Starbucks barista rebels against making Unicorn Frappuccinos all day

Most people like a little variety in the workday. We’ve all had the moment when repetitive work tasks threaten to drive us out of our minds, whether it’s inputting information into spreadsheets or….making elaborate multicolored sugary drinks.

That was Braden Burson’s day. The barista had it with the high demand for the limited-edition Starbucks Unicorn Frappuccino, which ignited a a social media frenzy. As crowds of people kept flocking to the rainbow drink, Burson tweeted a video rant so energetic, so scathing, that it quickly went nearly as viral as the drink.

Then he deleted it.

Then he reposted it.

“Please don’t get it! I have never made so many Frappuccinos in my entire life. My hands are completely sticky. I have unicorn crap all in my hair and on my nose. I have never been so stressed out in my entire life,” Burson said.

And he wasn’t alone.

Managing the Unicorn Frappuccino rush is a tough job

It’s easy to see why the drink struck such a chord; its visual appeal makes it perfect for social media and it doesn’t hurt that the lively marketing copy evokes fairy tales: “the flavor-changing, color-changing, totally not-made-up Unicorn Frappuccino. Magical flavors start off sweet and fruity transforming to pleasantly sour. Swirl it to reveal a color-changing spectacle of purple and pink. It’s finished with whipped cream-sprinkled pink and blue fairy powders.”
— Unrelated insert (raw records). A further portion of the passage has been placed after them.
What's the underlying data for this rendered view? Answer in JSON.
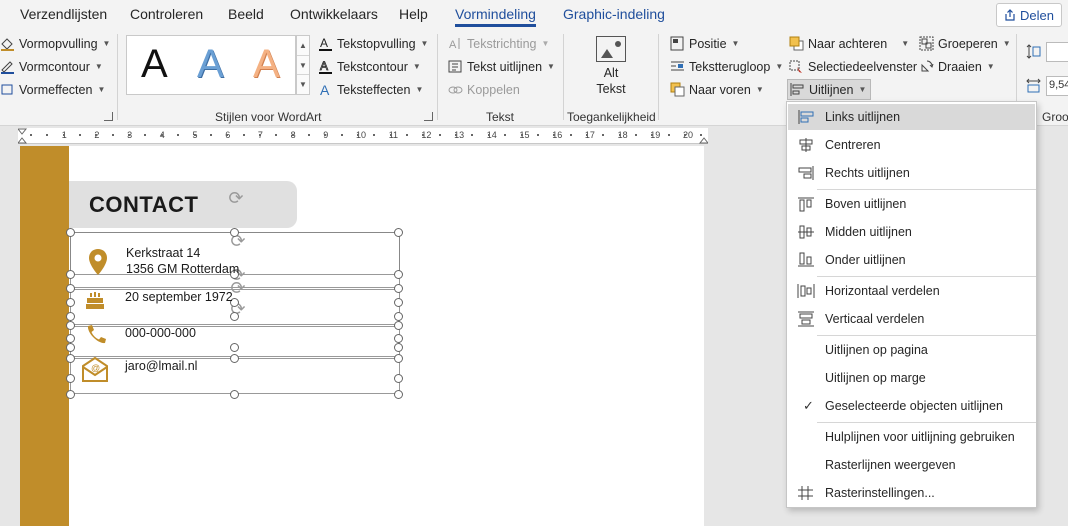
{
  "tabs": [
    {
      "label": "Verzendlijsten"
    },
    {
      "label": "Controleren"
    },
    {
      "label": "Beeld"
    },
    {
      "label": "Ontwikkelaars"
    },
    {
      "label": "Help"
    },
    {
      "label": "Vormindeling"
    },
    {
      "label": "Graphic-indeling"
    }
  ],
  "share_label": "Delen",
  "ribbon": {
    "shape_styles": {
      "fill": "Vormopvulling",
      "outline": "Vormcontour",
      "effects": "Vormeffecten"
    },
    "wordart": {
      "group_label": "Stijlen voor WordArt",
      "samples": [
        "A",
        "A",
        "A"
      ],
      "text_fill": "Tekstopvulling",
      "text_outline": "Tekstcontour",
      "text_effects": "Teksteffecten"
    },
    "text": {
      "group_label": "Tekst",
      "direction": "Tekstrichting",
      "align": "Tekst uitlijnen",
      "link": "Koppelen"
    },
    "accessibility": {
      "group_label": "Toegankelijkheid",
      "alt_text_line1": "Alt",
      "alt_text_line2": "Tekst"
    },
    "arrange": {
      "position": "Positie",
      "wrap": "Tekstterugloop",
      "forward": "Naar voren",
      "backward": "Naar achteren",
      "selection_pane": "Selectiedeelvenster",
      "align": "Uitlijnen",
      "group": "Groeperen",
      "rotate": "Draaien"
    },
    "size": {
      "group_label": "Groo",
      "width_value": "9,54"
    }
  },
  "ruler": {
    "numbers": [
      "1",
      "2",
      "3",
      "4",
      "5",
      "6",
      "7",
      "8",
      "9",
      "10",
      "11",
      "12",
      "13",
      "14",
      "15",
      "16",
      "17",
      "18",
      "19",
      "20"
    ]
  },
  "document": {
    "contact_title": "CONTACT",
    "address_line1": "Kerkstraat 14",
    "address_line2": "1356 GM Rotterdam",
    "birthday": "20 september 1972",
    "phone": "000-000-000",
    "email": "jaro@lmail.nl",
    "accent_color": "#c08d2a"
  },
  "align_menu": {
    "items": [
      {
        "label": "Links uitlijnen",
        "icon": "align-left-icon",
        "highlighted": true
      },
      {
        "label": "Centreren",
        "icon": "align-center-icon"
      },
      {
        "label": "Rechts uitlijnen",
        "icon": "align-right-icon"
      },
      {
        "label": "Boven uitlijnen",
        "icon": "align-top-icon"
      },
      {
        "label": "Midden uitlijnen",
        "icon": "align-middle-icon"
      },
      {
        "label": "Onder uitlijnen",
        "icon": "align-bottom-icon"
      },
      {
        "label": "Horizontaal verdelen",
        "icon": "distribute-horizontal-icon"
      },
      {
        "label": "Verticaal verdelen",
        "icon": "distribute-vertical-icon"
      },
      {
        "label": "Uitlijnen op pagina",
        "icon": ""
      },
      {
        "label": "Uitlijnen op marge",
        "icon": ""
      },
      {
        "label": "Geselecteerde objecten uitlijnen",
        "icon": "",
        "checked": true
      },
      {
        "label": "Hulplijnen voor uitlijning gebruiken",
        "icon": ""
      },
      {
        "label": "Rasterlijnen weergeven",
        "icon": ""
      },
      {
        "label": "Rasterinstellingen...",
        "icon": "grid-icon"
      }
    ]
  }
}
The unicorn-themed drink is Starbucks’ entry into the multicolored novelty food trend. Rainbow bagels, unicorn toast and mermaid toast are the most popular manifestations — as well as rainbow bowls that are popular on Instagram didn’t start yesterday. The Washington Post reported in 2016 that “self-proclaimed ‘world premier bagel artist’” Scot Rossillo has been making the rainbow bagel “for almost two decades.”

Luckily for Burson, customers can only grab one until April 23— but if you want a taste, you’d better hurry because it’s only available “while supplies last” in certain stores.

Starbucks said in a statement that it’s getting in contact with Burson “to talk about his experience and how to make it better,” according to ABC.

What to do when you’re frustrated with work

We’ve all had workdays that make us want to disappear, but if you find yourself in a tough situation in the office soon, you have options that stop short of creating viral video.

Don’t vent

Having social media evidence of your work anger is never positive, which is probably why Burson deleted his tweet. (Then, strangely, reposted).

Rather than deleting, ranting on camera in the first place is inadvisable. Believe it or not, complaining when something goes wrong could actually worsen your mood.

The study referenced in the article from the European Journal of Work and Organizational Psychology said that “the results of this research provided evidence that negative work events can impede daily work engagement and positive affect.”

So you might want to avoid going off on a bad day— your performance and mood could suffer.

Focus on what you can control

Alison Green’s article for U.S. News & World Report points some out, like “distractions— electronic or otherwise,” “sleep,” “complaining,” “who you associate yourself with at work” and “your approach to work.”

But for everything that’s not in your power, like your manager’s mood, consider doing your best to keep your spirits up by adjusting accordingly when challenging tasks come your way, or when someone says something that throws you off.

Talk to your manager to see if you can improve your workload

Alert your boss if the amount of work you have to get done is so overwhelming that you find it hard to focus or prioritize assignments.

We know; that sounds hard. Productivity expert Julie Morgenstern told the Harvard Business Review about two reasons why this isn’t always easy.

“In the bottom of your belly is this feeling that if you can’t handle the work, there’s someone else who can; you feel dispensable,” she said.  The other reason is because “the natural tendency is to think, ‘I am not working hard enough, smart enough, or efficiently enough. I should be able to handle this.’ So you suffer in silence,” Morgenstern told the Harvard Business Review.

But you don’t have to.

Morgenstern added why doing this could be in your favor. “Bosses want their employees to speak up if there is anything that’s keeping them from performing at peak levels,” she told the Harvard Business Review.

You have the power to turn things around when things don’t go your way in the office, though. And getting a little slack it may even make you better at your job.